A Compelling, Quite Painful, Search for Emotional Relief in the Aftermath of A Sister's Murder Dennis Fleming's "She Had No Enemies" is a compelling, if quite painful, recounting of his personal odyssey in the aftermath of his youngest sister's senseless murder by a serial killer; a murder that was meaningful only in the sense that it led directly to the killer's apprehension by police, and eventually, years later, to his execution. In his sharp depiction of personal emotional loss, Fleming has crafted a work which I regard almost as memorable as Frank McCourt's "Angela's Ashes" in its brutal exploration of the author's own heroic odyssey to emerge psychologically anew out of the psychological wilderness created by his sister's murder. And yet, even with LaRette's capture, both Dennis' and his surviving family members' emotionally wrenching lives would continue, for many years, even after LaRette's 1995 execution for Mickey's murder, without any genuine semblance of normality.
Far More than a Fascinating and Gripping Memoir Dennis Fleming has found a way to enter the complex, difficult, and elusive world of writing with this excellent introspective mind-purging memoir recounting the 1980 brutal death of his little 18-year-old sister Mickey by a serial killer. Having gone through skirmishes with alcohol, with the rigors of being Marine, and with the frustrations of groping for his voice in literature and film writing, Fleming takes the reader by the hand and in solid writing technique allows entry into all his secret spaces and disillusionment, only to finally come to grips with the closure of his loss of his sister by witnessing the execution of her killer and putting into words his personal resilience in the form of a letter to that trigger for his life change - the killer, Anthony LaRette.
It took her brother, Dennis Fleming, many wrong turns in life and a quarter of a century to tell the story of her brutal murder in his memoir, She Had No Enemies.
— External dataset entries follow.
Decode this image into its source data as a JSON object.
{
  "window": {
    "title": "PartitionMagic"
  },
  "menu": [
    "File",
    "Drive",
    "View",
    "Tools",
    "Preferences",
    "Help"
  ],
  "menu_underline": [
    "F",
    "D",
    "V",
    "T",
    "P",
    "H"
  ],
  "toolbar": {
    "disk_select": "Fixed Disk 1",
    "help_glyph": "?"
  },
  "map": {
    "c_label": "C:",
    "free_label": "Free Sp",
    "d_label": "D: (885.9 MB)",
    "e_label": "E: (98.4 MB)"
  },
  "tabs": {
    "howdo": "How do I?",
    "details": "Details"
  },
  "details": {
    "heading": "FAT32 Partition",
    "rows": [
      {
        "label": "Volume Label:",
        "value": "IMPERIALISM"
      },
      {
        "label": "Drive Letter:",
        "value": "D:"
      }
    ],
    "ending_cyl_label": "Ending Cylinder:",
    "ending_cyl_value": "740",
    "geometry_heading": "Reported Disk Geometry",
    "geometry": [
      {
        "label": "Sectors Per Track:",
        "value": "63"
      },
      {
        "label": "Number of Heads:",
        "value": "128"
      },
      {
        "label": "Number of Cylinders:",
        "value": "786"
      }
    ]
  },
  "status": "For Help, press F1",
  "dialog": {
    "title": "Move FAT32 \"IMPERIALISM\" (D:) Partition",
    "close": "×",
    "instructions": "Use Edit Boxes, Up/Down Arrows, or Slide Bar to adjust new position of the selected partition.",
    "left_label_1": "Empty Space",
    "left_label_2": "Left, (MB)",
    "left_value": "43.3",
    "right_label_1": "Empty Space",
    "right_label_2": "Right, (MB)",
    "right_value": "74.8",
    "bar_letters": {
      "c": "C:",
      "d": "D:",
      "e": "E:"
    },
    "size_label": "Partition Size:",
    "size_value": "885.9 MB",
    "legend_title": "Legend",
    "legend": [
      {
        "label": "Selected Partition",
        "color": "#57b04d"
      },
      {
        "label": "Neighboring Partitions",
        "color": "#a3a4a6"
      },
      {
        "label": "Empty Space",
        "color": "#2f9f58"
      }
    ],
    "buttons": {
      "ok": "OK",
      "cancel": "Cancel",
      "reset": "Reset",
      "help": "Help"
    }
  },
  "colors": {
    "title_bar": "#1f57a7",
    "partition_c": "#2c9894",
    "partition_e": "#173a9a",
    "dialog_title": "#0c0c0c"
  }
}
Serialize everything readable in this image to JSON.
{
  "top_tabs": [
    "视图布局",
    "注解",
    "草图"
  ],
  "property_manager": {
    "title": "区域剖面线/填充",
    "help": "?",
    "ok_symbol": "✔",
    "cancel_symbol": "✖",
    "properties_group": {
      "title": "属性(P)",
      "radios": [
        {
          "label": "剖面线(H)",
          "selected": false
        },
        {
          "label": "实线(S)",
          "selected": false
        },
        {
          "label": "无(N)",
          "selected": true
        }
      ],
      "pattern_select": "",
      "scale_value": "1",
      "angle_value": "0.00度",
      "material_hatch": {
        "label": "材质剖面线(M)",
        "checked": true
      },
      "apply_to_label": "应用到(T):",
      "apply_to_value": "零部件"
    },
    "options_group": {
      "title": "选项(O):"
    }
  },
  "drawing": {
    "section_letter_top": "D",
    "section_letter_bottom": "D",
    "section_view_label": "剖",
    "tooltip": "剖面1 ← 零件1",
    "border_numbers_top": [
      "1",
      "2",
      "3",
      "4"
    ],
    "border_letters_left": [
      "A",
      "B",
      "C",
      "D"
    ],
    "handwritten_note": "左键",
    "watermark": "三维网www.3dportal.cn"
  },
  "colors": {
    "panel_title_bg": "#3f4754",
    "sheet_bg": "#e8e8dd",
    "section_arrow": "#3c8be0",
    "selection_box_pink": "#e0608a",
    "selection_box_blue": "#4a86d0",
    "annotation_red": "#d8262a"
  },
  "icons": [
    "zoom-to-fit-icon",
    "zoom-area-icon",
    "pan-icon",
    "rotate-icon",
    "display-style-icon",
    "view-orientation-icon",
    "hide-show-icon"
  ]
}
The blue-collar Flemings, like Frank McCourts family in Angelas Ashes, have tragedy written all over them right from the get-go. But unlike the dad, when Fleming blunders he catches himself, mostly, like the time with Christopher McQuarrie at a writers conference, or when he says hes rarely passed an opportunity to make a fool of himself. Fleming says, Although most of us were broken in some way growing up in the chaos of our family, Mickey emerged intact. In the end, for Dennis Fleming to emerge intact he had to write She had to Enemies.
She Had No Enemies, a memoir by Dennis Fleming, shares the gut-wrenching story of the murder of the authors eighteen-year-old sister, Mickey, nearly thirty years ago. The book is more than just a memoir, as Fleming explores the emotion behind not just his younger sisters murder, but the mind and rationale of the killer. Throughout the memoir, Fleming shares bits and pieces of his past, unrelated to the murder Mickey.
The story clearly shows how the death of someone so young damages those who love them physically, mentally, and spiritually.
It takes you through times before, during, and after Mickey's murder and the author tries to cope over the years.
Tissue please I was watching my usual line up of true crime on television when I saw the story depicted in this book. Watching Mr Fleming's account near the end of the show I found myself intrigued by both the man and the horror(s) he has survived.